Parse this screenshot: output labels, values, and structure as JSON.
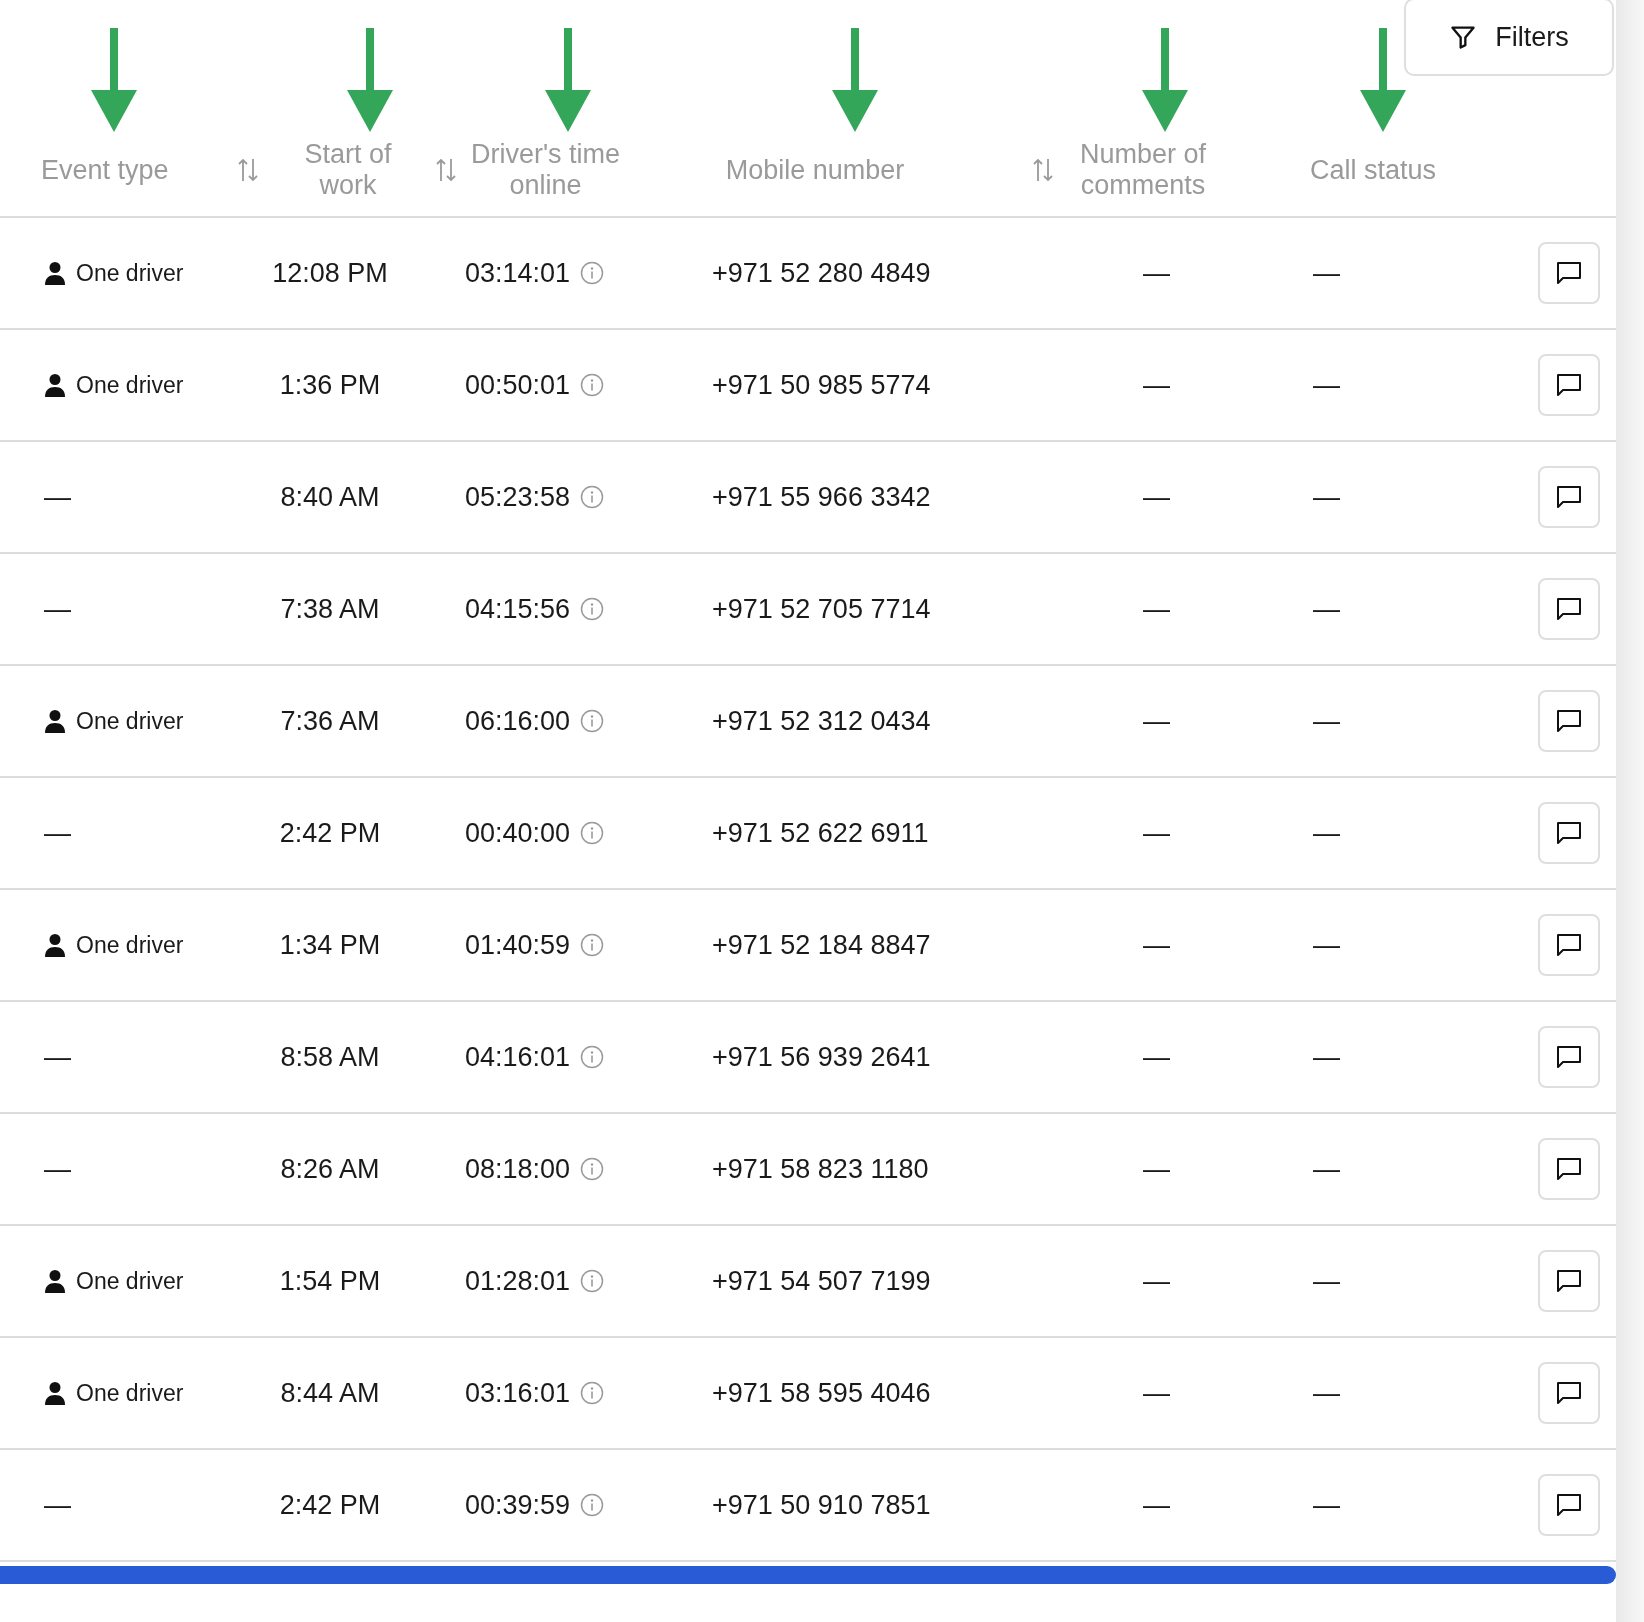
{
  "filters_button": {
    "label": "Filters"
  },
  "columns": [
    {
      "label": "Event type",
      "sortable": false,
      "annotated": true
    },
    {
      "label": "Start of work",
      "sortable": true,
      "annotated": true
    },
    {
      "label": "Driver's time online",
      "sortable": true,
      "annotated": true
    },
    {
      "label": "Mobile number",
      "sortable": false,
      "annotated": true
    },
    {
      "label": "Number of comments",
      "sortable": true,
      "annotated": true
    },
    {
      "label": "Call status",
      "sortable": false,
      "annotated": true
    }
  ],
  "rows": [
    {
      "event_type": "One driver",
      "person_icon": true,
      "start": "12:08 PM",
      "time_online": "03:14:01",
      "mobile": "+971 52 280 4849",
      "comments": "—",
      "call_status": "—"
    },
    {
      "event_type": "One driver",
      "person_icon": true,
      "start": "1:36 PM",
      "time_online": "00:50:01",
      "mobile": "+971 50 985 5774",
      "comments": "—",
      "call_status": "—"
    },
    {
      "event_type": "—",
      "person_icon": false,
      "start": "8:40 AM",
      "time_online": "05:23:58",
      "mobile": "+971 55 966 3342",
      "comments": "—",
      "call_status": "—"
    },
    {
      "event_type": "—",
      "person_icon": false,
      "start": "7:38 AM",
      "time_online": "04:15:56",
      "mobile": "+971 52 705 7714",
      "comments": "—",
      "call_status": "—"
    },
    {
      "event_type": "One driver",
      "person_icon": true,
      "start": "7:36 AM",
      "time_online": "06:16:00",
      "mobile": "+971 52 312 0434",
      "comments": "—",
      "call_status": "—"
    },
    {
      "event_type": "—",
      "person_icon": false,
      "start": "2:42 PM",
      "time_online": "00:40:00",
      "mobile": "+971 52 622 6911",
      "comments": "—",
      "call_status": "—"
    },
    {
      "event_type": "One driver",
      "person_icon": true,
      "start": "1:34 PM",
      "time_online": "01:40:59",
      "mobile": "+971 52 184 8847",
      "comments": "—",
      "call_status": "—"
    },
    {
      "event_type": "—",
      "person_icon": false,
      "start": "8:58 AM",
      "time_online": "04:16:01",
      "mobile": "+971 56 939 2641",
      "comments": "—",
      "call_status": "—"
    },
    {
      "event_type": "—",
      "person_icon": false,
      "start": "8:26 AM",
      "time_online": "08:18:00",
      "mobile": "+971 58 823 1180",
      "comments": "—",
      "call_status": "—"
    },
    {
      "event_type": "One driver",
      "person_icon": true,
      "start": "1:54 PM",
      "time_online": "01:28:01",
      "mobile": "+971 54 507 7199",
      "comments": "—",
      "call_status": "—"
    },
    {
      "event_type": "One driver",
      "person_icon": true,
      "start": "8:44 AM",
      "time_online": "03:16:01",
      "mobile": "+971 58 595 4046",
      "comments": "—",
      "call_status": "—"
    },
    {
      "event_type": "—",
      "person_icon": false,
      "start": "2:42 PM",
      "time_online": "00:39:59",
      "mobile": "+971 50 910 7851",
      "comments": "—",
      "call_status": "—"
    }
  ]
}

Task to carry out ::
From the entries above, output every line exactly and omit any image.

Exercise answer ::
Parse this screenshot: output labels, values, and structure as JSON.
{
  "filters_button": {
    "label": "Filters"
  },
  "columns": [
    {
      "label": "Event type",
      "sortable": false,
      "annotated": true
    },
    {
      "label": "Start of work",
      "sortable": true,
      "annotated": true
    },
    {
      "label": "Driver's time online",
      "sortable": true,
      "annotated": true
    },
    {
      "label": "Mobile number",
      "sortable": false,
      "annotated": true
    },
    {
      "label": "Number of comments",
      "sortable": true,
      "annotated": true
    },
    {
      "label": "Call status",
      "sortable": false,
      "annotated": true
    }
  ],
  "rows": [
    {
      "event_type": "One driver",
      "person_icon": true,
      "start": "12:08 PM",
      "time_online": "03:14:01",
      "mobile": "+971 52 280 4849",
      "comments": "—",
      "call_status": "—"
    },
    {
      "event_type": "One driver",
      "person_icon": true,
      "start": "1:36 PM",
      "time_online": "00:50:01",
      "mobile": "+971 50 985 5774",
      "comments": "—",
      "call_status": "—"
    },
    {
      "event_type": "—",
      "person_icon": false,
      "start": "8:40 AM",
      "time_online": "05:23:58",
      "mobile": "+971 55 966 3342",
      "comments": "—",
      "call_status": "—"
    },
    {
      "event_type": "—",
      "person_icon": false,
      "start": "7:38 AM",
      "time_online": "04:15:56",
      "mobile": "+971 52 705 7714",
      "comments": "—",
      "call_status": "—"
    },
    {
      "event_type": "One driver",
      "person_icon": true,
      "start": "7:36 AM",
      "time_online": "06:16:00",
      "mobile": "+971 52 312 0434",
      "comments": "—",
      "call_status": "—"
    },
    {
      "event_type": "—",
      "person_icon": false,
      "start": "2:42 PM",
      "time_online": "00:40:00",
      "mobile": "+971 52 622 6911",
      "comments": "—",
      "call_status": "—"
    },
    {
      "event_type": "One driver",
      "person_icon": true,
      "start": "1:34 PM",
      "time_online": "01:40:59",
      "mobile": "+971 52 184 8847",
      "comments": "—",
      "call_status": "—"
    },
    {
      "event_type": "—",
      "person_icon": false,
      "start": "8:58 AM",
      "time_online": "04:16:01",
      "mobile": "+971 56 939 2641",
      "comments": "—",
      "call_status": "—"
    },
    {
      "event_type": "—",
      "person_icon": false,
      "start": "8:26 AM",
      "time_online": "08:18:00",
      "mobile": "+971 58 823 1180",
      "comments": "—",
      "call_status": "—"
    },
    {
      "event_type": "One driver",
      "person_icon": true,
      "start": "1:54 PM",
      "time_online": "01:28:01",
      "mobile": "+971 54 507 7199",
      "comments": "—",
      "call_status": "—"
    },
    {
      "event_type": "One driver",
      "person_icon": true,
      "start": "8:44 AM",
      "time_online": "03:16:01",
      "mobile": "+971 58 595 4046",
      "comments": "—",
      "call_status": "—"
    },
    {
      "event_type": "—",
      "person_icon": false,
      "start": "2:42 PM",
      "time_online": "00:39:59",
      "mobile": "+971 50 910 7851",
      "comments": "—",
      "call_status": "—"
    }
  ]
}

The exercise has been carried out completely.